Welcome back to Students Speak Up! I’m thrilled to have you back for our second installment of these themed posts.
If you missed the first post, my name is Julia Maring and I am a sophomore in college. Today I am excited to share with you some overall feedback that I received from my college friends from a variety of backgrounds on their experiences with remote learning. I sent out a survey asking for both positive feedback and constructive criticism on what could be improved in the current environment, and I believe that it will prove helpful for all of us to read and understand each other’s situations, regardless if you teach at the college level or not.
To start, let’s talk about a couple great resources that these college students recommended to me as proving extremely beneficial to their learning experiences:
#1: Panopto. One student listed this as a helpful resource that their professors use to record lectures that show their face while also showing the PowerPoint slides. Professors can also circle things on the slides and add timestamps that allow students to be able to easily re-watch certain segments.

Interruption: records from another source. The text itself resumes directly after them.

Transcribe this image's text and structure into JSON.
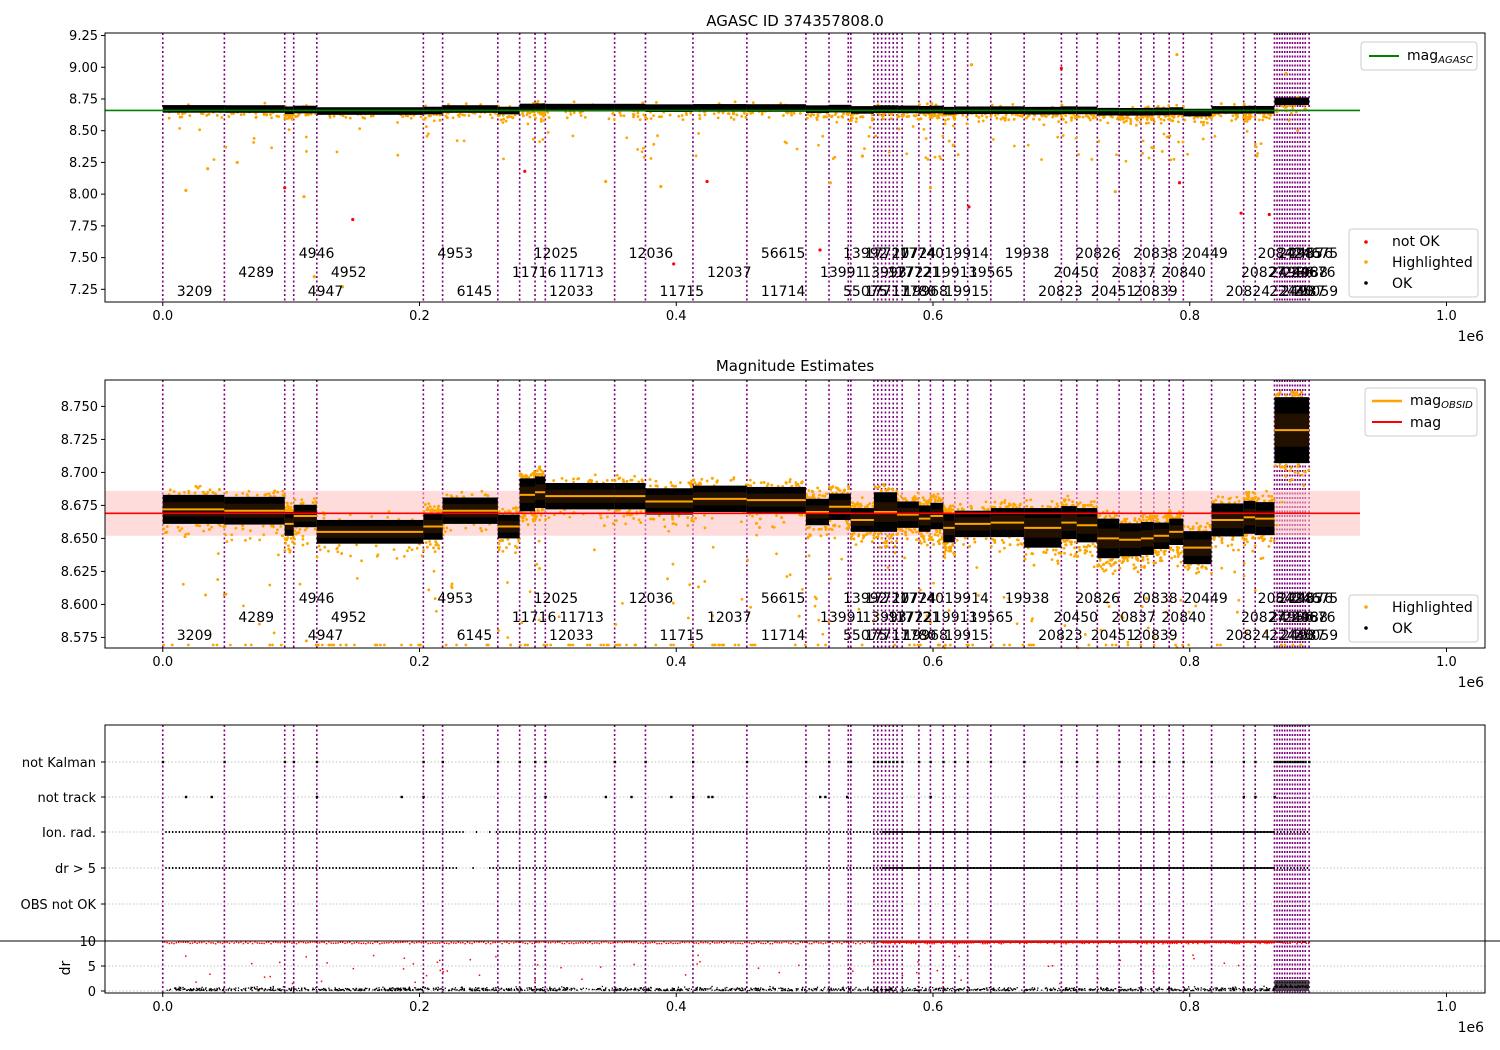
{
  "figure": {
    "width": 1500,
    "height": 1050
  },
  "colors": {
    "obsid_line": "#800080",
    "ok": "#000000",
    "highlighted": "#ffa500",
    "not_ok": "#ff0000",
    "agasc_line": "#008000",
    "mag_line": "#ff0000",
    "mag_band": "#ffc0c0",
    "obsid_mag": "#ffa500",
    "grid": "#b0b0b0"
  },
  "obsid_times": [
    0,
    48000,
    95000,
    102000,
    120000,
    203000,
    218000,
    261000,
    278000,
    290000,
    298000,
    352000,
    376000,
    413000,
    455000,
    501000,
    519000,
    534000,
    536000,
    554000,
    557000,
    560000,
    563000,
    566000,
    569000,
    572000,
    576000,
    589000,
    598000,
    608000,
    617000,
    627000,
    645000,
    671000,
    700000,
    712000,
    728000,
    745000,
    762000,
    772000,
    784000,
    795000,
    817000,
    842000,
    851000,
    866000,
    868000,
    870000,
    872000,
    874000,
    876000,
    878000,
    880000,
    882000,
    884000,
    886000,
    888000,
    890000,
    893000
  ],
  "obsid_labels": [
    {
      "text": "3209",
      "t": 0,
      "row": 0
    },
    {
      "text": "4289",
      "t": 48000,
      "row": 1
    },
    {
      "text": "4946",
      "t": 95000,
      "row": 2
    },
    {
      "text": "4947",
      "t": 102000,
      "row": 0
    },
    {
      "text": "4952",
      "t": 120000,
      "row": 1
    },
    {
      "text": "4953",
      "t": 203000,
      "row": 2
    },
    {
      "text": "6145",
      "t": 218000,
      "row": 0
    },
    {
      "text": "11716",
      "t": 261000,
      "row": 1
    },
    {
      "text": "12025",
      "t": 278000,
      "row": 2
    },
    {
      "text": "12033",
      "t": 290000,
      "row": 0
    },
    {
      "text": "11713",
      "t": 298000,
      "row": 1
    },
    {
      "text": "12036",
      "t": 352000,
      "row": 2
    },
    {
      "text": "11715",
      "t": 376000,
      "row": 0
    },
    {
      "text": "12037",
      "t": 413000,
      "row": 1
    },
    {
      "text": "56615",
      "t": 455000,
      "row": 2
    },
    {
      "text": "11714",
      "t": 455000,
      "row": 0
    },
    {
      "text": "13991",
      "t": 501000,
      "row": 1
    },
    {
      "text": "13992",
      "t": 519000,
      "row": 2
    },
    {
      "text": "55075",
      "t": 519000,
      "row": 0
    },
    {
      "text": "13993",
      "t": 534000,
      "row": 1
    },
    {
      "text": "17711",
      "t": 536000,
      "row": 0
    },
    {
      "text": "17720",
      "t": 536000,
      "row": 2
    },
    {
      "text": "17722",
      "t": 554000,
      "row": 1
    },
    {
      "text": "17724",
      "t": 557000,
      "row": 2
    },
    {
      "text": "17780",
      "t": 557000,
      "row": 0
    },
    {
      "text": "17721",
      "t": 560000,
      "row": 1
    },
    {
      "text": "17740",
      "t": 563000,
      "row": 2
    },
    {
      "text": "19968",
      "t": 566000,
      "row": 0
    },
    {
      "text": "19913",
      "t": 589000,
      "row": 1
    },
    {
      "text": "19914",
      "t": 598000,
      "row": 2
    },
    {
      "text": "19915",
      "t": 598000,
      "row": 0
    },
    {
      "text": "19565",
      "t": 617000,
      "row": 1
    },
    {
      "text": "19938",
      "t": 645000,
      "row": 2
    },
    {
      "text": "20823",
      "t": 671000,
      "row": 0
    },
    {
      "text": "20450",
      "t": 683000,
      "row": 1
    },
    {
      "text": "20826",
      "t": 700000,
      "row": 2
    },
    {
      "text": "20451",
      "t": 712000,
      "row": 0
    },
    {
      "text": "20837",
      "t": 728000,
      "row": 1
    },
    {
      "text": "20838",
      "t": 745000,
      "row": 2
    },
    {
      "text": "20839",
      "t": 745000,
      "row": 0
    },
    {
      "text": "20840",
      "t": 767000,
      "row": 1
    },
    {
      "text": "20449",
      "t": 784000,
      "row": 2
    },
    {
      "text": "20824",
      "t": 817000,
      "row": 0
    },
    {
      "text": "20827",
      "t": 829000,
      "row": 1
    },
    {
      "text": "20842",
      "t": 842000,
      "row": 2
    },
    {
      "text": "22440",
      "t": 851000,
      "row": 0
    },
    {
      "text": "24986",
      "t": 851000,
      "row": 1
    },
    {
      "text": "24985",
      "t": 858000,
      "row": 2
    },
    {
      "text": "24987",
      "t": 860000,
      "row": 0
    },
    {
      "text": "24988",
      "t": 862000,
      "row": 1
    },
    {
      "text": "24676",
      "t": 866000,
      "row": 2
    },
    {
      "text": "24675",
      "t": 870000,
      "row": 2
    },
    {
      "text": "25059",
      "t": 870000,
      "row": 0
    },
    {
      "text": "24676",
      "t": 868000,
      "row": 1
    }
  ],
  "ticks": {
    "x_labels": [
      "0.0",
      "0.2",
      "0.4",
      "0.6",
      "0.8",
      "1.0"
    ],
    "x_values": [
      0,
      200000,
      400000,
      600000,
      800000,
      1000000
    ],
    "x_offset": "1e6",
    "p1_y": [
      "7.25",
      "7.50",
      "7.75",
      "8.00",
      "8.25",
      "8.50",
      "8.75",
      "9.00",
      "9.25"
    ],
    "p2_y": [
      "8.575",
      "8.600",
      "8.625",
      "8.650",
      "8.675",
      "8.700",
      "8.725",
      "8.750"
    ],
    "p3_flags": [
      "not Kalman",
      "not track",
      "Ion. rad.",
      "dr > 5",
      "OBS not OK"
    ],
    "p3_dr": [
      "0",
      "5",
      "10"
    ]
  },
  "panel1": {
    "title": "AGASC ID 374357808.0",
    "legend_top": {
      "entry": "mag",
      "sub": "AGASC"
    },
    "legend_bottom": [
      "not OK",
      "Highlighted",
      "OK"
    ],
    "mag_agasc": 8.66,
    "ylim": [
      7.15,
      9.27
    ]
  },
  "panel2": {
    "title": "Magnitude Estimates",
    "legend_top": [
      {
        "entry": "mag",
        "sub": "OBSID"
      },
      {
        "entry": "mag",
        "sub": ""
      }
    ],
    "legend_bottom": [
      "Highlighted",
      "OK"
    ],
    "mag": 8.669,
    "mag_err": 0.017,
    "ylim": [
      8.567,
      8.77
    ]
  },
  "panel3": {
    "ylabel": "dr",
    "dr_threshold": 10
  },
  "chart_data": {
    "type": "scatter",
    "title": "AGASC ID 374357808.0",
    "xlim": [
      -45000,
      1030000
    ],
    "x_offset_label": "1e6",
    "time_span": [
      0,
      893000
    ],
    "obsid_segments": [
      {
        "t0": 0,
        "t1": 48000,
        "mag": 8.672,
        "h": 0.022
      },
      {
        "t0": 48000,
        "t1": 95000,
        "mag": 8.671,
        "h": 0.021
      },
      {
        "t0": 95000,
        "t1": 102000,
        "mag": 8.661,
        "h": 0.018
      },
      {
        "t0": 102000,
        "t1": 120000,
        "mag": 8.667,
        "h": 0.017
      },
      {
        "t0": 120000,
        "t1": 203000,
        "mag": 8.655,
        "h": 0.018
      },
      {
        "t0": 203000,
        "t1": 218000,
        "mag": 8.659,
        "h": 0.02
      },
      {
        "t0": 218000,
        "t1": 261000,
        "mag": 8.671,
        "h": 0.02
      },
      {
        "t0": 261000,
        "t1": 278000,
        "mag": 8.659,
        "h": 0.018
      },
      {
        "t0": 278000,
        "t1": 290000,
        "mag": 8.683,
        "h": 0.025
      },
      {
        "t0": 290000,
        "t1": 298000,
        "mag": 8.685,
        "h": 0.024
      },
      {
        "t0": 298000,
        "t1": 352000,
        "mag": 8.682,
        "h": 0.02
      },
      {
        "t0": 352000,
        "t1": 376000,
        "mag": 8.682,
        "h": 0.02
      },
      {
        "t0": 376000,
        "t1": 413000,
        "mag": 8.678,
        "h": 0.02
      },
      {
        "t0": 413000,
        "t1": 455000,
        "mag": 8.68,
        "h": 0.02
      },
      {
        "t0": 455000,
        "t1": 501000,
        "mag": 8.679,
        "h": 0.02
      },
      {
        "t0": 501000,
        "t1": 519000,
        "mag": 8.67,
        "h": 0.02
      },
      {
        "t0": 519000,
        "t1": 536000,
        "mag": 8.674,
        "h": 0.02
      },
      {
        "t0": 536000,
        "t1": 554000,
        "mag": 8.664,
        "h": 0.018
      },
      {
        "t0": 554000,
        "t1": 572000,
        "mag": 8.67,
        "h": 0.03
      },
      {
        "t0": 572000,
        "t1": 589000,
        "mag": 8.668,
        "h": 0.02
      },
      {
        "t0": 589000,
        "t1": 598000,
        "mag": 8.665,
        "h": 0.02
      },
      {
        "t0": 598000,
        "t1": 608000,
        "mag": 8.667,
        "h": 0.02
      },
      {
        "t0": 608000,
        "t1": 617000,
        "mag": 8.658,
        "h": 0.022
      },
      {
        "t0": 617000,
        "t1": 645000,
        "mag": 8.661,
        "h": 0.02
      },
      {
        "t0": 645000,
        "t1": 671000,
        "mag": 8.662,
        "h": 0.022
      },
      {
        "t0": 671000,
        "t1": 700000,
        "mag": 8.658,
        "h": 0.03
      },
      {
        "t0": 700000,
        "t1": 712000,
        "mag": 8.662,
        "h": 0.025
      },
      {
        "t0": 712000,
        "t1": 728000,
        "mag": 8.66,
        "h": 0.026
      },
      {
        "t0": 728000,
        "t1": 745000,
        "mag": 8.65,
        "h": 0.03
      },
      {
        "t0": 745000,
        "t1": 762000,
        "mag": 8.649,
        "h": 0.025
      },
      {
        "t0": 762000,
        "t1": 772000,
        "mag": 8.65,
        "h": 0.025
      },
      {
        "t0": 772000,
        "t1": 784000,
        "mag": 8.652,
        "h": 0.02
      },
      {
        "t0": 784000,
        "t1": 795000,
        "mag": 8.655,
        "h": 0.02
      },
      {
        "t0": 795000,
        "t1": 817000,
        "mag": 8.643,
        "h": 0.025
      },
      {
        "t0": 817000,
        "t1": 842000,
        "mag": 8.664,
        "h": 0.025
      },
      {
        "t0": 842000,
        "t1": 851000,
        "mag": 8.666,
        "h": 0.025
      },
      {
        "t0": 851000,
        "t1": 866000,
        "mag": 8.665,
        "h": 0.025
      },
      {
        "t0": 866000,
        "t1": 893000,
        "mag": 8.732,
        "h": 0.05
      }
    ],
    "outliers_panel1": [
      {
        "t": 95000,
        "mag": 8.05,
        "status": "not OK"
      },
      {
        "t": 148000,
        "mag": 7.8,
        "status": "not OK"
      },
      {
        "t": 282000,
        "mag": 8.18,
        "status": "not OK"
      },
      {
        "t": 398000,
        "mag": 7.45,
        "status": "not OK"
      },
      {
        "t": 424000,
        "mag": 8.1,
        "status": "not OK"
      },
      {
        "t": 512000,
        "mag": 7.56,
        "status": "not OK"
      },
      {
        "t": 628000,
        "mag": 7.9,
        "status": "not OK"
      },
      {
        "t": 700000,
        "mag": 8.99,
        "status": "not OK"
      },
      {
        "t": 792000,
        "mag": 8.09,
        "status": "not OK"
      },
      {
        "t": 840000,
        "mag": 7.85,
        "status": "not OK"
      },
      {
        "t": 862000,
        "mag": 7.84,
        "status": "not OK"
      },
      {
        "t": 18000,
        "mag": 8.03,
        "status": "Highlighted"
      },
      {
        "t": 35000,
        "mag": 8.2,
        "status": "Highlighted"
      },
      {
        "t": 58000,
        "mag": 8.25,
        "status": "Highlighted"
      },
      {
        "t": 110000,
        "mag": 7.98,
        "status": "Highlighted"
      },
      {
        "t": 118000,
        "mag": 7.35,
        "status": "Highlighted"
      },
      {
        "t": 140000,
        "mag": 7.27,
        "status": "Highlighted"
      },
      {
        "t": 345000,
        "mag": 8.1,
        "status": "Highlighted"
      },
      {
        "t": 388000,
        "mag": 8.06,
        "status": "Highlighted"
      },
      {
        "t": 520000,
        "mag": 8.09,
        "status": "Highlighted"
      },
      {
        "t": 545000,
        "mag": 8.3,
        "status": "Highlighted"
      },
      {
        "t": 598000,
        "mag": 8.05,
        "status": "Highlighted"
      },
      {
        "t": 630000,
        "mag": 9.02,
        "status": "Highlighted"
      },
      {
        "t": 742000,
        "mag": 8.02,
        "status": "Highlighted"
      },
      {
        "t": 790000,
        "mag": 9.1,
        "status": "Highlighted"
      },
      {
        "t": 875000,
        "mag": 8.95,
        "status": "Highlighted"
      }
    ]
  }
}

#2: Playposit. Multiple students listed this as their favorite form of asynchronous lecture videos. This technology allows professors to make the video pause at certain intervals during the lecture to provide students with a chance to answer a question or two to track comprehension.
Blended learning at its core can be a bit of a challenge, especially for students who thrive on face-to-face connection and conversations. Let’s take a look at some feedback that students provided on what some of them would like to see changed.
#1: Zoom breakout rooms. While some students love these, it can be difficult when everyone in the room leaves their cameras off and refuses to speak. One way to remedy this could be to hop between breakout rooms as the host periodically to check on students.
#2: Asynchronous videos and synchronous videos when they are the same material. This one is pretty self-explanatory---it can be a bit frustrating for some students to watch a twenty minute video prior to class on the exact same material that is going to be discussed in class, unless of course the material is substantially difficult.
#3: The Zoom whiteboard feature. Several students commented that this feature makes following along a bit challenging due to difficulties in reading the handwriting that the professor writes with a mouse.
However, there are certainly some features and ideas that students love. Here they are:
#1: Use of GroupMe. Multiple students have commented that they love when their teacher recommends setting up a GroupMe (a free group messaging platform) for the class so that they can ask questions and build community in the groupchat.
#2: In-class discussions where speaking is mandatory. For some students it can be hard to find the courage to speak up, so being required to do it allows them to do it and feel engaged without having to make the decision themselves.
#3: Various group projects throughout the duration of the semester. It can be so refreshing to be placed into different group projects with different people all the time, which facilitates new connections even while remote.
#4: Fun weekly check-ins. An icebreaker for the class at the beginning of a Zoom meeting can be a great way to encourage students to talk and engage with each other in a refreshingly fun way.
Both teachers and students may be struggling during this time with mental health issues, screen fatigue, and lack of motivation to stay engaged, so it is crucial for us all to be compassionate towards each other and genuinely check in to understand how we are all doing (as well as understanding that not everyone learns the same way). As a student myself, it has definitely been difficult during this time for a variety of reasons, but I am so thankful for my professors who take the time to find creative ways to engage us and get us to connect with each other. I hope that this student insight proves helpful for you!